Given the above limitations, it might make more sense to define a specific extrinsic method to modify a specific property of an instance. One example is SetPriority method of MSFT_WindowsProcess class. However, some classes may still need to implement intrinsic ModifyInstance method following below steps,

1) Firstly check the key properties value of the given instance is valid or not.

2) If it is valid, before modifying the instance properties’ value, it might make sense to request confirmation from client application by calling MI_Context_PromptUser or …… to confirm that user really wants the modification.

3) If get positive answer from client user, then modify all of the requested non-key properties value of the instance by figuring out which properties are requested to be modified based on above techniques. How to modify the instance value is really depends on the provider’s business logic, it could modify the registry key; could store the value into file or database; could modify the value in memory cache, etc. There is NO need to post any instance back.

4) Post final result to client by calling MI_Context_PostResult API.

5) If there is any failure happened during above step which is considered blocking the current operation, provider should call MI_Context_PostError or MI_Context_PostCimError API to notify the client the final result.

Refer to MI API sample for complete implementation of MSFT_WindowsProcess_ModifyInstance. 

 

(5) Implement DeleteInstance 

DeleteInstance may have different meaning to different class, for MSFT_WindowsProcess class, it means kill the process. To implement delete instance,

1) Firstly check the key properties value of the given instance is valid or not.

2) If it is valid, then delete the instance. For MSFT_WindowsProcess class, it terminates the process corresponding to the given MI Instance.

3) Post final result to client by calling MI_Context_PostResult API.

4) If there is any failure happened during above step which is considered blocking the current operation, provider should call MI_Context_PostError or MI_Context_PostCimError API to notify the client the final result.

Refer to MI API sample for complete implementation of MSFT_WindowsProcess_DeleteInstance. 

 

(6) Implement Extrinsic Method

Extrinsic methods include instance method and static method. The difference between static and instance method is that static method has [static] qualifier defined; while instance method does not have. For static method, the parameter [instanceName] is always set to NULL, while instance method has a valid instanceName parameter to tell provider on which instance should the method be invoked.

 _In_ const MSFT_WindowsProcess* instanceName,

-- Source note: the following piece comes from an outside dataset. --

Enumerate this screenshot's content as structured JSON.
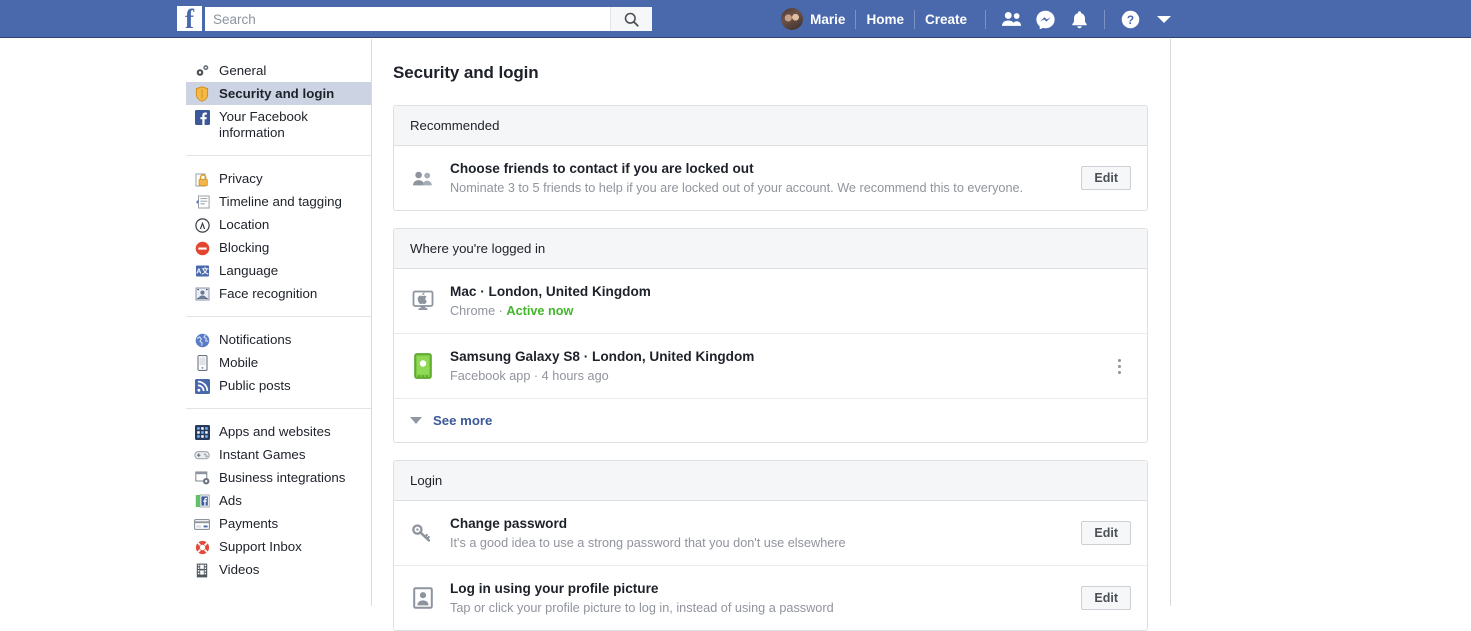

For any method, there is a structure defined for it, used to store all input and output parameters' value, and return value as well. There are several steps to implement method invoking operation for a class,

1) For instance method, firstly check the key properties value of the given instance is valid or not. If valid then continue,

2) Construct an instance of the target method by invoking <class name>_<method name>_Construct API,

3) Implement the method logic base on the input parameters and setting all of the output parameters and return value of the output instance. One important note is that ….

4) Post the instances back by invoking <class_name>_<method name>_Post API.

5) Destruct the constructed instance by calling <class name>_<method name>_Destruct API.

6) Post final result to client by calling MI_Context_PostResult API.

7) If there is any failure happened during above step which is considered blocking the current operation, provider should call MI_Context_PostError or MI_Context_PostCimError API to notify the client the final result.

Please look at MI API sample for an example of extrinsic method implementation: MSFT_WindowsProcess_Invoke_SetPriority.

 

Happy Holidays! Next blog will discuss how to build, register and debug MI provider.

 

Haowei Qin

Senior SDE

Standards Based Management